A conversation between Natalie Diaz and Langston Hughes never could have happened, but I still imagine where it could have taken place. A café, most likely, overlooking the ocean bluffs in Carmel-by-the-Sea, where Hughes wrote The Ways of White Folks, or in Los Angeles, where the poet penned his only screenplay, for Way Down South. Both would be a short flight from Phoenix, where Diaz teaches nearby. Hughes would wear his standard jacket and tie, and maybe have a small gift, like a pen, ready with a smile for Diaz. Once settled in, undoubtedly, the two would have many ideas, and sorrows, and joys to share.
While Diaz’s rhapsodic and sensual verse in her Pulitzer Prize–winning book, Postcolonial Love Poem, our California Book Club pick for February, varies stylistically from Hughes’s rhythmic and principled stanzas, the sorrowful reflections, national perspectives, and tenacious spirits found in their poems seem to spring from similar hearts. Diaz writes from a Native experience and Hughes from a Black one, but the themes they grapple with, such as loneliness, racism, violence, and class, have universal significance. More regrettably, they are particularly American themes. And both poets know how to use language to expose their country, rebuke their country, and somehow, even at the edge of despair, find ways to redeem their country. If all hope were gone for America, why then in “Manhattan Is a Lenape Word” would Diaz ask, “How can a century or a heart turn / if nobody asks, Where have all / the Natives gone?”? One can only hope that reading her work can turn readers’ hearts, just as Hughes’s words influenced our country’s soul during the century following their publication.
Hughes died 11 years before Diaz was born, so in lieu of a personal meetup, here are four of Hughes’s poems that pair well with works from Postcolonial Love Poem. Whether they inspire you to discover or rediscover Hughes or to gain a new appreciation for Diaz’s writing, these poems are in powerful conversation with one another.
“I am the poor white, fooled and pushed apart, / I am the Negro bearing slavery’s scars. / I am the red man driven from the land.”
Hughes’s poem about the brokenness of the American dream is as haunting today as it was when it first appeared in Esquire, in 1936. While the narrator still believes America can become what it was meant to be, the hurt, longing, and displacement of those written about prefigure the painful lines in poems like “That Which Cannot Be Stilled” in Postcolonial Love Poem: “America is the condition—of the blood and of the rivers, / of what we can spill and who we can spill it from. / A dream they call it, what is American.”

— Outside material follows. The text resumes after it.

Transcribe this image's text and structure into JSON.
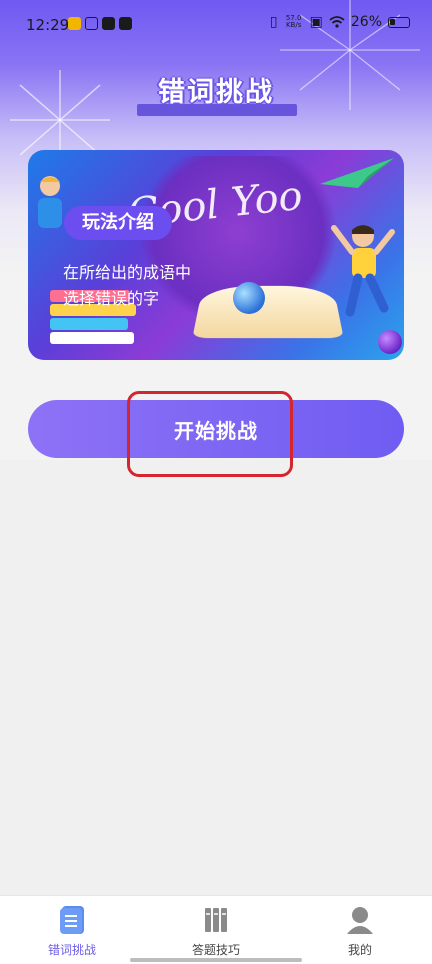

Among the celebrated poems in Hughes’s first collection, The Weary Blues, is “I, Too.” Relegated to the kitchen, where the Blacks must eat when company arrives, the narrator nonetheless states he will “laugh, / And eat well, / And grow strong.” The poem is a proud declaration of future equality in the face of segregation.
While Diaz does not encounter the type of discrimination that Hughes did as a Black man in the 1920s, her experiences growing up in the Fort Mojave Indian Village are marked by poverty and a general sense of being pushed aside by America. “Run’n’Gun” describes scenes from Diaz’s basketball days, when she and other kids from the “rez” had to practice with limited resources and cross railroad tracks to play “their bigger, whiter opponents.” Despite the odds, her team develops a playing style that allows it to win. She ends the poem on a note of hope with “While they slept, we / played our dreams.”
“Well, son, I’ll tell you: / Life for me ain’t been no crystal stair.” In “Mother to Son,” the narrator’s mother encourages her child to push past the challenges and wounds inflicted by society and to keep reaching for whatever lies ahead. If life is hard, she reminds him, it has been hard for her too. Similarly, in “They Don’t Love You Like I Love You,” Diaz’s mother prepares her for her “country’s burdens,” reminding her that her value does not come from others or what they think of her. The two poems reveal the power of spoken language and, unfortunately, how much America has yet to change.
One hundred years before Diaz wrote about the Mojave people’s understanding of rivers as the source of their bodies in “The First Water Is the Body,” Hughes published “The Negro Speaks of Rivers.” Writers and critics regarded it as an instant classic. Written when Hughes was only 20 years old, the poem follows Black civilizations built upon mighty rivers, ranging from when “dawns were young” to “when Abe Lincoln went down to New Orleans.”